Prior to the pandemic, India’s general government debt-to-GDP ratio was estimated at 72% for 2019-20. This is now likely to rise to 84% of GDP this year, Moody’s said. “While it should stabilise at that point, it is unlikely to fall materially thereafter.”
India’s debt-to-GDP ratio has always been higher than similarly-rated peer countries. Moody’s, in its release said that India’s debt-to-GDP ratio was 30 percentage points higher than the ‘Baa median’.
Although large private sector savings and long government debt maturities provide some stability and resilience to shocks to the cost of debt, interest payments comprised about 23% of general government revenue, the highest interest burden among Baa-rated peers and around three times the Baa median.
Reacting To Moody’s Downgrade
The sovereign rating downgrade by Moody’s may not be a significant negative surprise for the Indian currency and debt markets.
In the minutes soon after the downgrade was announced, the rupee weakened in the non-deliverable forwards market. The local currency market may not see a sharp reaction when it reopens on Tuesday, said K Harihar, treasurer at First Rand Bank.
“The market had been expecting this downgrade for a while since the other two major agencies already have a Baa3 rating for India. Only Moody’s had a higher rating, so we this as an expected adjustment. We do not expect any major movement in the bond or rupee market since India still retains an investment grade rating,” said Harihar.
In the bond markets, some impact could be seen on longer term yields, said AjayManglunia, head of institutional fixed income at JM Financial Products.
“The currency has not been under too much pressure, although on the bond side we could see some reversal of yields, which were falling in the recent weeks, in the immediate future but it will recover in time,” said Manglunia. Long term bond yields could edge higher by 10 to 15 basis points, he added.
However, what may remain a concern is the negative outlook that Moody’s has maintained on India’s rating.

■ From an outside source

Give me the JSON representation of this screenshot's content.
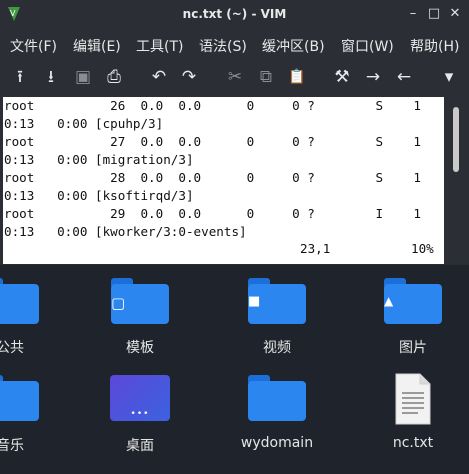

This could leave India open to another downgrade, which would take it down into junk territory.
“The negative outlook despite the rating downgrade could mean that if over the next 18 months, the rating agencies do not see signs of India’s growth back to a sustainable 6.0-7.0% growth level, we risk being downgraded to Junk,” said Arvind Chari, head of fixed income at Quantum Advisors.
Moody’s tends to be more “nimble” in changing ratings on the upside and downside, said Abheek Barua, chief economist at HDFC Bank. Apart from the short term view on the economy, there is a rationale for a downgrade even from a longer term viewpoint, said Barua.

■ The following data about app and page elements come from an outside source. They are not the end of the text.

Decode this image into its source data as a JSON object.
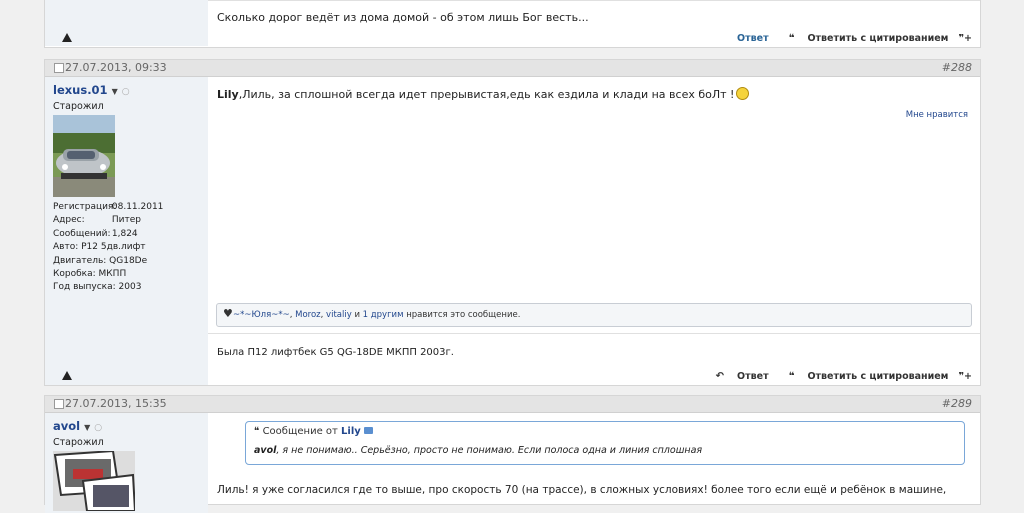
{
  "post_top": {
    "signature": "Сколько дорог ведёт из дома домой - об этом лишь Бог весть...",
    "actions": {
      "reply": "Ответ",
      "quote_reply": "Ответить с цитированием"
    }
  },
  "post288": {
    "date": "27.07.2013, 09:33",
    "number": "#288",
    "username": "lexus.01",
    "rank": "Старожил",
    "info": [
      {
        "k": "Регистрация:",
        "v": "08.11.2011"
      },
      {
        "k": "Адрес:",
        "v": "Питер"
      },
      {
        "k": "Сообщений:",
        "v": "1,824"
      },
      {
        "k": "Авто:",
        "v": "P12 5дв.лифт"
      },
      {
        "k": "Двигатель:",
        "v": "QG18De"
      },
      {
        "k": "Коробка:",
        "v": "МКПП"
      },
      {
        "k": "Год выпуска:",
        "v": "2003"
      }
    ],
    "message_name": "Lily",
    "message_text": ",Лиль, за сплошной всегда идет прерывистая,едь как ездила и клади на всех боЛт !",
    "like_link": "Мне нравится",
    "likes": {
      "user1": "~*~Юля~*~",
      "user2": "Moroz",
      "user3": "vitaliy",
      "and": "и",
      "others": "1 другим",
      "suffix": "нравится это сообщение."
    },
    "signature": "Была П12 лифтбек G5 QG-18DE МКПП 2003г.",
    "actions": {
      "reply": "Ответ",
      "quote_reply": "Ответить с цитированием"
    }
  },
  "post289": {
    "date": "27.07.2013, 15:35",
    "number": "#289",
    "username": "avol",
    "rank": "Старожил",
    "quote_header": "Сообщение от",
    "quote_author": "Lily",
    "quote_user": "avol",
    "quote_text": ", я не понимаю.. Серьёзно, просто не понимаю. Если полоса одна и линия сплошная",
    "message_text": "Лиль! я уже согласился где то выше, про скорость 70 (на трассе), в сложных условиях! более того если ещё и ребёнок в машине,"
  }
}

“If one does not take the longer term view of the economy, there is a rational for a ratings downgrade and a negative outlook. There could be a change in outlook by the other agencies too but S&P has so far has created some leeway for India by appreciating and understanding the challenges in the Indian economy,” Barua said.
The ratings downgrade was not entirely surprising as it now takes the ratings to at par with those assigned by other ratings agencies, said Sameer Narang, chief economist at Bank of Baroda. “However, their assessment of the economic situation has made them continue with a negative outlook.

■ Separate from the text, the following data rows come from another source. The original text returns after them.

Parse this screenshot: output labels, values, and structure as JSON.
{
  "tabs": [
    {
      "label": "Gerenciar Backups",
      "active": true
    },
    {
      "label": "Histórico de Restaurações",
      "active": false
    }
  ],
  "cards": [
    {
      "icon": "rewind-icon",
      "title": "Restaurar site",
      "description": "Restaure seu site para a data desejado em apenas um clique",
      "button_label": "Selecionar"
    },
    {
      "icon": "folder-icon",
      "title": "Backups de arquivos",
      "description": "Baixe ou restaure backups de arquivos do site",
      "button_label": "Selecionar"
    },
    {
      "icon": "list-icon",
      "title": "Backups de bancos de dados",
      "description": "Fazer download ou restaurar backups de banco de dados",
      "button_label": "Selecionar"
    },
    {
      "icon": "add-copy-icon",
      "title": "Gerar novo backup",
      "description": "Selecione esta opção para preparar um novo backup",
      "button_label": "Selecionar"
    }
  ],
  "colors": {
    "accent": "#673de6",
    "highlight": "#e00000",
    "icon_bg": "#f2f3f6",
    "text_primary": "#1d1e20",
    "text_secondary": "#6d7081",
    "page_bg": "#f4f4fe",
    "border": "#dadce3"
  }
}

Fiscal deficit expanded at 4.6 percent in the last fiscal year, materially higher than anticipated. Other ratings agencies may also consider changing their outlook to negative,” Narang said.